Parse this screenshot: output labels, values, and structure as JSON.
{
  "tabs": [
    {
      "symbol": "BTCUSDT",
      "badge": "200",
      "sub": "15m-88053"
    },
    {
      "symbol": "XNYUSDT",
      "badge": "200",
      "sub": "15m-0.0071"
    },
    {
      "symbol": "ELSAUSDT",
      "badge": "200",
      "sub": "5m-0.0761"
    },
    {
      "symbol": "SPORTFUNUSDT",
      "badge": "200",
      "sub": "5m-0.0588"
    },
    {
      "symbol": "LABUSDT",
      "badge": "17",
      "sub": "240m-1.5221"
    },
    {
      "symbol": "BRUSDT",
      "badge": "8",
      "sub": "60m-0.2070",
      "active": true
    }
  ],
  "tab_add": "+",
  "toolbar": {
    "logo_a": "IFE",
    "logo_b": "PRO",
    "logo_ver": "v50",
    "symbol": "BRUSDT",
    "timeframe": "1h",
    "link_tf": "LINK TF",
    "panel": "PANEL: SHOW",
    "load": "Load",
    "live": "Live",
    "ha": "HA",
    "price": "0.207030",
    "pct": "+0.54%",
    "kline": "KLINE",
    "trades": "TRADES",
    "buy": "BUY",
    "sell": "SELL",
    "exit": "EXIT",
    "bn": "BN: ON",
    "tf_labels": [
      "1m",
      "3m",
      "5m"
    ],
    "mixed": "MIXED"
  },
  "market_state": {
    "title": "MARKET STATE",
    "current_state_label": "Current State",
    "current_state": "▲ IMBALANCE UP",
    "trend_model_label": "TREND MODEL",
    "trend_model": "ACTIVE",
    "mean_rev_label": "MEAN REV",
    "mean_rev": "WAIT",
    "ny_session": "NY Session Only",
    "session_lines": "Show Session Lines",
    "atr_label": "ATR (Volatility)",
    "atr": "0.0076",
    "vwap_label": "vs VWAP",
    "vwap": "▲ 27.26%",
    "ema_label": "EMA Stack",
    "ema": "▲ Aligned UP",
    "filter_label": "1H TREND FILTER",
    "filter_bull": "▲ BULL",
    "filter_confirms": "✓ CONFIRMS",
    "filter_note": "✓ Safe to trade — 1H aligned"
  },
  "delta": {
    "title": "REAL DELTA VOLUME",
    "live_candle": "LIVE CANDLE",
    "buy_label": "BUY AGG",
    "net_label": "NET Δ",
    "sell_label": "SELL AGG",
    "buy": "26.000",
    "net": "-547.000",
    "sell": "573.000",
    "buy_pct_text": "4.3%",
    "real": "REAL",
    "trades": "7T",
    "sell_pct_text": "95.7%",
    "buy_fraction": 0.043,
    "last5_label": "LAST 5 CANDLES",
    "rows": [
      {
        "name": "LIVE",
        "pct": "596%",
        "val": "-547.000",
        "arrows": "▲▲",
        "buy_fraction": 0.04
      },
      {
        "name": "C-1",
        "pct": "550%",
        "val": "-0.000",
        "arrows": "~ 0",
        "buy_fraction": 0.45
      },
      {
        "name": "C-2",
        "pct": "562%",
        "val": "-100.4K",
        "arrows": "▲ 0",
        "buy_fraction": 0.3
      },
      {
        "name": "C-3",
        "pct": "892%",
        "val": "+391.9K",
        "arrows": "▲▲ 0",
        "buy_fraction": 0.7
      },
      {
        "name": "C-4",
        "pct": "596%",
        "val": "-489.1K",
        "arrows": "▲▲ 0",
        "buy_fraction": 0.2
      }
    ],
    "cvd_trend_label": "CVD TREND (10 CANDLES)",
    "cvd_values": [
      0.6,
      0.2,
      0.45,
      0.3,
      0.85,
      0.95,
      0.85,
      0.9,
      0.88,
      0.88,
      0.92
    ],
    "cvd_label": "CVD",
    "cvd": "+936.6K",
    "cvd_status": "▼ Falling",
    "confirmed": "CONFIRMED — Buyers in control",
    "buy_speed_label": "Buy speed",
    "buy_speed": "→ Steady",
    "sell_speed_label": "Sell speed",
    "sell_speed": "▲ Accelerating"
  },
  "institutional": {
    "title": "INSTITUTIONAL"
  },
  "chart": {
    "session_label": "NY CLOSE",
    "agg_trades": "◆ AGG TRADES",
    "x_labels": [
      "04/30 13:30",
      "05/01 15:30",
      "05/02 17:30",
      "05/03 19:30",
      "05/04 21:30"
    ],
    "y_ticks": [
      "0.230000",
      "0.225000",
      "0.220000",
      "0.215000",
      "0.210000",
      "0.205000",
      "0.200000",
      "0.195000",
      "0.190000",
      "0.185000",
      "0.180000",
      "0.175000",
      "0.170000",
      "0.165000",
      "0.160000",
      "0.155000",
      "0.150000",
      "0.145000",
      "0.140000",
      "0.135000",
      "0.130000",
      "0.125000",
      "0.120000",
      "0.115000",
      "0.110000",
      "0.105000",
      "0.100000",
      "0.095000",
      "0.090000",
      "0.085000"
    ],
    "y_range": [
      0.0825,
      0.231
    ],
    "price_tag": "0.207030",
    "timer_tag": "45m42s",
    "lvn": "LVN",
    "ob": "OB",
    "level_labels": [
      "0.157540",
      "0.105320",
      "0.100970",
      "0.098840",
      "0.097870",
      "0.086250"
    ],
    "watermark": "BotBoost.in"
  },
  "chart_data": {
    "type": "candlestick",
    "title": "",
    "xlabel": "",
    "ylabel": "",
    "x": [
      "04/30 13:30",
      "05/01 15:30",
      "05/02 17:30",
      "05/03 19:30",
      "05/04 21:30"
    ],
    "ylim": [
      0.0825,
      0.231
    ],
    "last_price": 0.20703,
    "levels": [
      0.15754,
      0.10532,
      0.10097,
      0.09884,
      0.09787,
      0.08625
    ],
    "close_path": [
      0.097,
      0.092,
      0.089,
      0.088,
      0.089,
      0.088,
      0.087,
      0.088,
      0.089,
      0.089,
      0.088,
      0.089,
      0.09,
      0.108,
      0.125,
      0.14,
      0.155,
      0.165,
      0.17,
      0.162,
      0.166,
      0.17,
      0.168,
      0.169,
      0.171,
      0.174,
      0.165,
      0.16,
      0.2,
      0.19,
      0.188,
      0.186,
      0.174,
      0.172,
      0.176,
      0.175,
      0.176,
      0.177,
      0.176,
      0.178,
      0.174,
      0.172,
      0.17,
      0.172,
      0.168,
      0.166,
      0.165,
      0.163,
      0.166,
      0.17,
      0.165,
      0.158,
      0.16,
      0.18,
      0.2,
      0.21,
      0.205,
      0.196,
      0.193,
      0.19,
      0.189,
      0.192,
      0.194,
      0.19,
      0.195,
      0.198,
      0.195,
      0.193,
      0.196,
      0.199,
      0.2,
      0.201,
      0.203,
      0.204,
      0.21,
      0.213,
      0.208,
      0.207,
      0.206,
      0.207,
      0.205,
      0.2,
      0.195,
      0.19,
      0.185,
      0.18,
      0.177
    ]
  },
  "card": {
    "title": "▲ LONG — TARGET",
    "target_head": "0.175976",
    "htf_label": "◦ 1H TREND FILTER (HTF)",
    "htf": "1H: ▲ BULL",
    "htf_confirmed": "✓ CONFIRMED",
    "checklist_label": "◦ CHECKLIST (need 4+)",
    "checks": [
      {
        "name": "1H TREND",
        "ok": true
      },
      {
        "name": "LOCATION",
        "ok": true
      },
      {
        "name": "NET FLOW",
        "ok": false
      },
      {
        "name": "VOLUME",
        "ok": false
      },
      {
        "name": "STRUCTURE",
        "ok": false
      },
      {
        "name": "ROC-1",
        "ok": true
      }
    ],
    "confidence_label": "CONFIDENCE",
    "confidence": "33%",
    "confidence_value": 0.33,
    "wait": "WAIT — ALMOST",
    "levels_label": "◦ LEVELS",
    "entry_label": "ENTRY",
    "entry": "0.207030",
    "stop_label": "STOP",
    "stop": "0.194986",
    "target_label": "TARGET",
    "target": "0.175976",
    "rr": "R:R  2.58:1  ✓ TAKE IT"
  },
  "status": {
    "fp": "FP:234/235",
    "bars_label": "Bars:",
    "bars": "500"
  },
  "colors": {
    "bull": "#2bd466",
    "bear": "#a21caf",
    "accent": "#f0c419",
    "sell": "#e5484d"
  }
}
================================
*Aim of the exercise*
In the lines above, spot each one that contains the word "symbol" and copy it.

*Expected output*
      "symbol": "BTCUSDT",
      "symbol": "XNYUSDT",
      "symbol": "ELSAUSDT",
      "symbol": "SPORTFUNUSDT",
      "symbol": "LABUSDT",
      "symbol": "BRUSDT",
    "symbol": "BRUSDT",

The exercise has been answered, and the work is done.